Here is a list of the Regional Offices:

Easter Area Offices:

Baltimore Regional Office (Baltimore, MD) Boston VA Regional Office (Boston, MA) Buffalo Regional Office (Buffalo, NY) Cleveland Regional Office (Cleveland, OH) Detroit Regional Office (Detroit, MI) Hartford Regional Office (Newington, CT) Indianapolis Regional Office (Indianapolis, IN) Manchester Regional Office (Manchester, NH) New York Regional Office (New York, NY) Newark Regional Office (Newark, NJ) Philadelphia Regional Office and Insurance Center (Philadelphia, PA) Pittsburgh Regional Office (Pittsburgh, PA) Providence Regional Office (Providence, RI) Togus VA Medical/Regional Office Center (Augusta, ME) White River Junction Regional Office (White River Junction, VT) Wilmington Regional Office (Wilmington, DE)

Southern Area Offices:

Atlanta Regional Office (Decatur, GA) Columbia Regional Office (Columbia, SC) Huntington Regional Office (Huntington, WV) Jackson Regional Office (Jackson, MS) Louisville Regional Office (Louisville, KY) Montgomery Regional Office (Montgomery, AL) Nashville Regional Office (Nashville, TN) Roanoke Regional Office (Roanoke, VA) San Juan Regional Office (Hato Rey, PR) St. Petersburg Regional Office (St. Petersburg, FL) Washington D.C. Regional Office (Washington D.C., DC) Winston-Salem Regional Office (Winston-Salem, NC)

Central Area Offices:

Chicago Regional Office (Chicago, IL) Des Moines VA Regional Office (Des Moines, IA) Fargo Regional Office (Fargo, ND) Houston Regional Office (Houston, TX) Lincoln Regional Office (Lincoln, NE) Milwaukee Regional Office (Milwaukee, WI) Muskogee Regional Office (Muskogee, OK) New Orleans Regional Office (New Orleans, LA) North Little Rock Regional Office (North Little Rock, AR) Sioux Falls Regional Office (Sioux Falls, SD) St. Louis Regional Office (St. Louis, MO) St. Paul Regional Office (St. Paul, MN) Waco Regional Office (Waco, TX) Wichita Regional Office (Wichita, KS)

Western Area Offices:

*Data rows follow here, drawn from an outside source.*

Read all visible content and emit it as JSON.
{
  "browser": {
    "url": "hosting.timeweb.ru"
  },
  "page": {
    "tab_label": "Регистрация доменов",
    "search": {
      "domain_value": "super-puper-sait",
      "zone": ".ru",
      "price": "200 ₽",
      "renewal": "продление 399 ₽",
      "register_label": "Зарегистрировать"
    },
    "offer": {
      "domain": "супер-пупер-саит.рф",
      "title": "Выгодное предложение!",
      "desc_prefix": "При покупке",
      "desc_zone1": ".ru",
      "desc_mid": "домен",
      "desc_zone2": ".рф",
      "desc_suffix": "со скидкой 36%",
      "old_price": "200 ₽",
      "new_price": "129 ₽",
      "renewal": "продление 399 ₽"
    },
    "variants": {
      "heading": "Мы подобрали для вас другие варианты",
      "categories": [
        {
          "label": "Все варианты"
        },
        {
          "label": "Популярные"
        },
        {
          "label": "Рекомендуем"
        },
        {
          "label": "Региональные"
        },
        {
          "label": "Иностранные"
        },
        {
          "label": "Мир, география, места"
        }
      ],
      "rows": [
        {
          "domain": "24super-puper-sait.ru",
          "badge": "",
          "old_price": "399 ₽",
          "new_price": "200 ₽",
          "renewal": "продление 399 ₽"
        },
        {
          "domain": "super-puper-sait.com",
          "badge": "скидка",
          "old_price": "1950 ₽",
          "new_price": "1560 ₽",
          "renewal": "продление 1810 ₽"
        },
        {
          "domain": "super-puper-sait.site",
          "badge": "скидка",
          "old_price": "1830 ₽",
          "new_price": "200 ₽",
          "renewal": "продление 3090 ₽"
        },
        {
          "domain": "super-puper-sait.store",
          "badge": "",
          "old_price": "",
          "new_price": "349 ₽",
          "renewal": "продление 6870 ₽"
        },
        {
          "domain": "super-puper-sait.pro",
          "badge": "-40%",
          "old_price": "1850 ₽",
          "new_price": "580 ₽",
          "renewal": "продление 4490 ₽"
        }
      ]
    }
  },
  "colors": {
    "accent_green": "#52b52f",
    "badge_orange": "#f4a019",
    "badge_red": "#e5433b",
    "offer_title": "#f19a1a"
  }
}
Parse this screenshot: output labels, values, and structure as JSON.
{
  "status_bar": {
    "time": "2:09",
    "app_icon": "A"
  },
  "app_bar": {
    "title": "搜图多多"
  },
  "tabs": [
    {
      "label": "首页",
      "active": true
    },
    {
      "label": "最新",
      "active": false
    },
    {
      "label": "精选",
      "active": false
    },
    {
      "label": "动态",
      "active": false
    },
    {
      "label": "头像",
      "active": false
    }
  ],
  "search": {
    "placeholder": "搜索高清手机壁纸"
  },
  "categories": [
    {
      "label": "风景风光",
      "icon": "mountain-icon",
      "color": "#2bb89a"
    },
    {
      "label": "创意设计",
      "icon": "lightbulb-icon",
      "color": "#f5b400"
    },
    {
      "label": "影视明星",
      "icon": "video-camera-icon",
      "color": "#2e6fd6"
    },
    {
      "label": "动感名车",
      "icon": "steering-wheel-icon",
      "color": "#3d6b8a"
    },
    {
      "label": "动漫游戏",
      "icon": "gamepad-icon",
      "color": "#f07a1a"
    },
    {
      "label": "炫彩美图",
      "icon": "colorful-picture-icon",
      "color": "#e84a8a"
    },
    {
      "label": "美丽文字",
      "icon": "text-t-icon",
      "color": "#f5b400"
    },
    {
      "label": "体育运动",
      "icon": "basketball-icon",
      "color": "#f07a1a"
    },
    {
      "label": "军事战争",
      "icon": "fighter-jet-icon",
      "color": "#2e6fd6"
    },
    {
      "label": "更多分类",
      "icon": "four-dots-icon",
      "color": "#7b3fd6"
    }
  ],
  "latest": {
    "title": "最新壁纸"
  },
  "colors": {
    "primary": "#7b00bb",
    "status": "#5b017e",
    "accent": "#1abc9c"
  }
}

Albuquerque Regional Office (Albuquerque, NM) Anchorage Regional Office (Anchorage, AK) Boise Regional Office (Boise, ID) Cheyenne VA Medical / Regional Office Center (Cheyenne, WY) Denver Regional Office (Lakewood, CO) Fort Harrison Medical and Regional Office (Fort Harrison, MT) Honolulu Regional Office (Honolulu, HI) Los Angeles Regional Office (Los Angeles, CA) Manila Regional Office (0930 Manila, PI) Oakland Regional Office (Oakland, CA) Phoenix Regional Office (Phoenix, AZ) Portland Regional Office (Portland, OR) Reno Regional Office (Reno, NV) Salt Lake City Regional Office (Salt Lake City, UT) San Diego Regional Office (San Diego, CA) Seattle Regional Office (Seattle, WA)

I plan on applying online tomorrow for my payment. You can do so also at: http://www.va.gov/

Good luck! And let’s be honest for a minute, expect something not to go right. Expect your check to come a day late or your records not to be on file…something, anything. You’ve been in the Army, you know to expect the worse but hope for the best. While some say this plan came to let be grateful it came at all.

On a more personal note, this semester is kicking my ass. I was enrolled in five classes but recently withdrew from one. I had to quit one of my jobs (which I couldn't afford to do) just to have enough time to do my homework. I have a three day drill this weekend, a test on Monday, I need to get a tutor for German because I failed my first test, and my credit card is maxed out because I had to buy school books. Awesome! I need you Department of Veterans Affairs.